■ What is required ■
What you return must match the records character for character.

[Data about app and page elements]
————

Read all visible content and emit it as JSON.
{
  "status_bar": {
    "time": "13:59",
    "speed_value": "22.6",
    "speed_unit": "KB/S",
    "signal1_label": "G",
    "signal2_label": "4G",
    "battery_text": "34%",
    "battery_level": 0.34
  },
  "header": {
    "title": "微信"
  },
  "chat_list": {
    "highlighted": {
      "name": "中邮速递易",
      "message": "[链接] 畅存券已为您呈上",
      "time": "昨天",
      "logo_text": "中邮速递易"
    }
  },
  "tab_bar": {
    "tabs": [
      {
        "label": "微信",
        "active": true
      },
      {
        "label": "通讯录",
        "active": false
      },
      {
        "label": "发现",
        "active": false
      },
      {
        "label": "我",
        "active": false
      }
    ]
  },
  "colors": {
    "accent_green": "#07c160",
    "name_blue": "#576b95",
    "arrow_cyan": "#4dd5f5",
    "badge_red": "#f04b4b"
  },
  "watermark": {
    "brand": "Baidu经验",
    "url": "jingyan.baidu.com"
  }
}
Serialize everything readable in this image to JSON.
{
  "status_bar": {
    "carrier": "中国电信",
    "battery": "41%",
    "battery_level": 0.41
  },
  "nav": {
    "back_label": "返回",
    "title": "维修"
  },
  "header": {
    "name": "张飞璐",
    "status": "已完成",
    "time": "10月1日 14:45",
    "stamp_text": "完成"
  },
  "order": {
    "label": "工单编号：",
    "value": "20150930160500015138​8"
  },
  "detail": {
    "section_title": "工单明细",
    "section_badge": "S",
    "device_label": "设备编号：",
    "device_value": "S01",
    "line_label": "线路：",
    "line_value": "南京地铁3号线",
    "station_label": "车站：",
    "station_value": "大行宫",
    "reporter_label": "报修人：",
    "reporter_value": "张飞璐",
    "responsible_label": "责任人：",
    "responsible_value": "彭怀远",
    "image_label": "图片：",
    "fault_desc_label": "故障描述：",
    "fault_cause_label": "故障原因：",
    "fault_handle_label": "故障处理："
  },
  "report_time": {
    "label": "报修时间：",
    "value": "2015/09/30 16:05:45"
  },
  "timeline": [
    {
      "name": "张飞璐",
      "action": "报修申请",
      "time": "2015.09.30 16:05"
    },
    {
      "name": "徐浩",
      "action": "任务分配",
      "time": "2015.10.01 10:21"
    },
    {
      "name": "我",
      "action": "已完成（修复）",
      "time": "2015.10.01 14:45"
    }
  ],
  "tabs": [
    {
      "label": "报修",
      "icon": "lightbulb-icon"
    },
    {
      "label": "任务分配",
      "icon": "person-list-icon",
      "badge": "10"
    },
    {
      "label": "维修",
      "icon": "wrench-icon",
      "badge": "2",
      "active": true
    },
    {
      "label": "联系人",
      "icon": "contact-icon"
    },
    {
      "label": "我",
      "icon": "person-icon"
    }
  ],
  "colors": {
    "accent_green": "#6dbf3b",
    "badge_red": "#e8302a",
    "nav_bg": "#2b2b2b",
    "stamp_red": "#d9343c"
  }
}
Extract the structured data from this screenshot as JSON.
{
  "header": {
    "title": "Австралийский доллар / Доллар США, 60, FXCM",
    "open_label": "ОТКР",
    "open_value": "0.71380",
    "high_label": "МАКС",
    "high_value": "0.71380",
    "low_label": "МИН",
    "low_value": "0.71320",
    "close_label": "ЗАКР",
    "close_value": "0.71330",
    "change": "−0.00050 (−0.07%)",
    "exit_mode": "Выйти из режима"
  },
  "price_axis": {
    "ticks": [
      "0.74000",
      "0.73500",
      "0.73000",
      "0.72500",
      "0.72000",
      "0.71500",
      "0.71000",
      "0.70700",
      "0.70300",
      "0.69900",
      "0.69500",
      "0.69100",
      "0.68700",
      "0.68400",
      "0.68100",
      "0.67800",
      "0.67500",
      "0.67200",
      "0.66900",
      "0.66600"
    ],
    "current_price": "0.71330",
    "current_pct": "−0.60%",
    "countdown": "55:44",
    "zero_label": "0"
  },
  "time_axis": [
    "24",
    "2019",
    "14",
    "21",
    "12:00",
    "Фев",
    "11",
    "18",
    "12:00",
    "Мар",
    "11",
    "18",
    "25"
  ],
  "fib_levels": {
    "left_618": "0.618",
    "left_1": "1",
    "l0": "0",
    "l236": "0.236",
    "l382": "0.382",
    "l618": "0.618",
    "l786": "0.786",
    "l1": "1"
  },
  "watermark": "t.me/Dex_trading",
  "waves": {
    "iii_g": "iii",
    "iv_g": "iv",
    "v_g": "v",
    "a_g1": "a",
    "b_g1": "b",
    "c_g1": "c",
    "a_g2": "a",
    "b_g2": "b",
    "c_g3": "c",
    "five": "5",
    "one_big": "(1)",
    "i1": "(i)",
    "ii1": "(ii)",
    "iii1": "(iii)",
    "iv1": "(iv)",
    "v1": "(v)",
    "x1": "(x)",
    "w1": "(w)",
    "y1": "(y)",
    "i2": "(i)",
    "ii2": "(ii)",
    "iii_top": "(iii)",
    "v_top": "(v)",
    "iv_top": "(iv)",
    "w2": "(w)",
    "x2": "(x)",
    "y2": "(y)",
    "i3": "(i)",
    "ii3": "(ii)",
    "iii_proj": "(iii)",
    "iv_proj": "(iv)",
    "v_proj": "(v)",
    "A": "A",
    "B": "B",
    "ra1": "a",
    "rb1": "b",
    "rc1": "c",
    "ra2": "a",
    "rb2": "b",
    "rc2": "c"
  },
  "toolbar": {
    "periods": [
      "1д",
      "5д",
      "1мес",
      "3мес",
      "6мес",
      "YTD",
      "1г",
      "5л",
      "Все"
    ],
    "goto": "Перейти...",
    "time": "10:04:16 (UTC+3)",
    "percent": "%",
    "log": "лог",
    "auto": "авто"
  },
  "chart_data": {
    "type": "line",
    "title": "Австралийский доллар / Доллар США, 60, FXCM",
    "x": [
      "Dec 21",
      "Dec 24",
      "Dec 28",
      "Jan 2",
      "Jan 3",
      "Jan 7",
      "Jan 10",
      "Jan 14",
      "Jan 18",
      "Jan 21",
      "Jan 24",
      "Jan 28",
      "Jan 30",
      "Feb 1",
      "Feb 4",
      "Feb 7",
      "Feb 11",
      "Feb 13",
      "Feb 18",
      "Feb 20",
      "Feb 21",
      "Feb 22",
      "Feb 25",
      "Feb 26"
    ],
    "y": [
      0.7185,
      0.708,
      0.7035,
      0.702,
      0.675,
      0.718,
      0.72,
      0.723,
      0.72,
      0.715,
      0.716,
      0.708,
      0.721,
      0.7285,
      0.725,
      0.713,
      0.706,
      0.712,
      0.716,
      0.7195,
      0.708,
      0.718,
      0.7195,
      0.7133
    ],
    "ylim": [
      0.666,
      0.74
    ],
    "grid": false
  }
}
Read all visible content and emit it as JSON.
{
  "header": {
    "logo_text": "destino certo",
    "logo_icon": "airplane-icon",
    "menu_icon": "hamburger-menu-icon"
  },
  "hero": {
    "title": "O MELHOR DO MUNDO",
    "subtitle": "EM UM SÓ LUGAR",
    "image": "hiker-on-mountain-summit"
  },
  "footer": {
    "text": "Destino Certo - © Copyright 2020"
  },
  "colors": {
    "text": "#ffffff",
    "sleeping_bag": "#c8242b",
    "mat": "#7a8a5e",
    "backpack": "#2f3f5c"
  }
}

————

■ Solution for this exercise ■
Read all visible content and emit it as JSON.
{
  "status_bar": {
    "time": "13:59",
    "speed_value": "22.6",
    "speed_unit": "KB/S",
    "signal1_label": "G",
    "signal2_label": "4G",
    "battery_text": "34%",
    "battery_level": 0.34
  },
  "header": {
    "title": "微信"
  },
  "chat_list": {
    "highlighted": {
      "name": "中邮速递易",
      "message": "[链接] 畅存券已为您呈上",
      "time": "昨天",
      "logo_text": "中邮速递易"
    }
  },
  "tab_bar": {
    "tabs": [
      {
        "label": "微信",
        "active": true
      },
      {
        "label": "通讯录",
        "active": false
      },
      {
        "label": "发现",
        "active": false
      },
      {
        "label": "我",
        "active": false
      }
    ]
  },
  "colors": {
    "accent_green": "#07c160",
    "name_blue": "#576b95",
    "arrow_cyan": "#4dd5f5",
    "badge_red": "#f04b4b"
  },
  "watermark": {
    "brand": "Baidu经验",
    "url": "jingyan.baidu.com"
  }
}
Serialize everything readable in this image to JSON.
{
  "status_bar": {
    "carrier": "中国电信",
    "battery": "41%",
    "battery_level": 0.41
  },
  "nav": {
    "back_label": "返回",
    "title": "维修"
  },
  "header": {
    "name": "张飞璐",
    "status": "已完成",
    "time": "10月1日 14:45",
    "stamp_text": "完成"
  },
  "order": {
    "label": "工单编号：",
    "value": "20150930160500015138​8"
  },
  "detail": {
    "section_title": "工单明细",
    "section_badge": "S",
    "device_label": "设备编号：",
    "device_value": "S01",
    "line_label": "线路：",
    "line_value": "南京地铁3号线",
    "station_label": "车站：",
    "station_value": "大行宫",
    "reporter_label": "报修人：",
    "reporter_value": "张飞璐",
    "responsible_label": "责任人：",
    "responsible_value": "彭怀远",
    "image_label": "图片：",
    "fault_desc_label": "故障描述：",
    "fault_cause_label": "故障原因：",
    "fault_handle_label": "故障处理："
  },
  "report_time": {
    "label": "报修时间：",
    "value": "2015/09/30 16:05:45"
  },
  "timeline": [
    {
      "name": "张飞璐",
      "action": "报修申请",
      "time": "2015.09.30 16:05"
    },
    {
      "name": "徐浩",
      "action": "任务分配",
      "time": "2015.10.01 10:21"
    },
    {
      "name": "我",
      "action": "已完成（修复）",
      "time": "2015.10.01 14:45"
    }
  ],
  "tabs": [
    {
      "label": "报修",
      "icon": "lightbulb-icon"
    },
    {
      "label": "任务分配",
      "icon": "person-list-icon",
      "badge": "10"
    },
    {
      "label": "维修",
      "icon": "wrench-icon",
      "badge": "2",
      "active": true
    },
    {
      "label": "联系人",
      "icon": "contact-icon"
    },
    {
      "label": "我",
      "icon": "person-icon"
    }
  ],
  "colors": {
    "accent_green": "#6dbf3b",
    "badge_red": "#e8302a",
    "nav_bg": "#2b2b2b",
    "stamp_red": "#d9343c"
  }
}
Extract the structured data from this screenshot as JSON.
{
  "header": {
    "title": "Австралийский доллар / Доллар США, 60, FXCM",
    "open_label": "ОТКР",
    "open_value": "0.71380",
    "high_label": "МАКС",
    "high_value": "0.71380",
    "low_label": "МИН",
    "low_value": "0.71320",
    "close_label": "ЗАКР",
    "close_value": "0.71330",
    "change": "−0.00050 (−0.07%)",
    "exit_mode": "Выйти из режима"
  },
  "price_axis": {
    "ticks": [
      "0.74000",
      "0.73500",
      "0.73000",
      "0.72500",
      "0.72000",
      "0.71500",
      "0.71000",
      "0.70700",
      "0.70300",
      "0.69900",
      "0.69500",
      "0.69100",
      "0.68700",
      "0.68400",
      "0.68100",
      "0.67800",
      "0.67500",
      "0.67200",
      "0.66900",
      "0.66600"
    ],
    "current_price": "0.71330",
    "current_pct": "−0.60%",
    "countdown": "55:44",
    "zero_label": "0"
  },
  "time_axis": [
    "24",
    "2019",
    "14",
    "21",
    "12:00",
    "Фев",
    "11",
    "18",
    "12:00",
    "Мар",
    "11",
    "18",
    "25"
  ],
  "fib_levels": {
    "left_618": "0.618",
    "left_1": "1",
    "l0": "0",
    "l236": "0.236",
    "l382": "0.382",
    "l618": "0.618",
    "l786": "0.786",
    "l1": "1"
  },
  "watermark": "t.me/Dex_trading",
  "waves": {
    "iii_g": "iii",
    "iv_g": "iv",
    "v_g": "v",
    "a_g1": "a",
    "b_g1": "b",
    "c_g1": "c",
    "a_g2": "a",
    "b_g2": "b",
    "c_g3": "c",
    "five": "5",
    "one_big": "(1)",
    "i1": "(i)",
    "ii1": "(ii)",
    "iii1": "(iii)",
    "iv1": "(iv)",
    "v1": "(v)",
    "x1": "(x)",
    "w1": "(w)",
    "y1": "(y)",
    "i2": "(i)",
    "ii2": "(ii)",
    "iii_top": "(iii)",
    "v_top": "(v)",
    "iv_top": "(iv)",
    "w2": "(w)",
    "x2": "(x)",
    "y2": "(y)",
    "i3": "(i)",
    "ii3": "(ii)",
    "iii_proj": "(iii)",
    "iv_proj": "(iv)",
    "v_proj": "(v)",
    "A": "A",
    "B": "B",
    "ra1": "a",
    "rb1": "b",
    "rc1": "c",
    "ra2": "a",
    "rb2": "b",
    "rc2": "c"
  },
  "toolbar": {
    "periods": [
      "1д",
      "5д",
      "1мес",
      "3мес",
      "6мес",
      "YTD",
      "1г",
      "5л",
      "Все"
    ],
    "goto": "Перейти...",
    "time": "10:04:16 (UTC+3)",
    "percent": "%",
    "log": "лог",
    "auto": "авто"
  },
  "chart_data": {
    "type": "line",
    "title": "Австралийский доллар / Доллар США, 60, FXCM",
    "x": [
      "Dec 21",
      "Dec 24",
      "Dec 28",
      "Jan 2",
      "Jan 3",
      "Jan 7",
      "Jan 10",
      "Jan 14",
      "Jan 18",
      "Jan 21",
      "Jan 24",
      "Jan 28",
      "Jan 30",
      "Feb 1",
      "Feb 4",
      "Feb 7",
      "Feb 11",
      "Feb 13",
      "Feb 18",
      "Feb 20",
      "Feb 21",
      "Feb 22",
      "Feb 25",
      "Feb 26"
    ],
    "y": [
      0.7185,
      0.708,
      0.7035,
      0.702,
      0.675,
      0.718,
      0.72,
      0.723,
      0.72,
      0.715,
      0.716,
      0.708,
      0.721,
      0.7285,
      0.725,
      0.713,
      0.706,
      0.712,
      0.716,
      0.7195,
      0.708,
      0.718,
      0.7195,
      0.7133
    ],
    "ylim": [
      0.666,
      0.74
    ],
    "grid": false
  }
}
Read all visible content and emit it as JSON.
{
  "header": {
    "logo_text": "destino certo",
    "logo_icon": "airplane-icon",
    "menu_icon": "hamburger-menu-icon"
  },
  "hero": {
    "title": "O MELHOR DO MUNDO",
    "subtitle": "EM UM SÓ LUGAR",
    "image": "hiker-on-mountain-summit"
  },
  "footer": {
    "text": "Destino Certo - © Copyright 2020"
  },
  "colors": {
    "text": "#ffffff",
    "sleeping_bag": "#c8242b",
    "mat": "#7a8a5e",
    "backpack": "#2f3f5c"
  }
}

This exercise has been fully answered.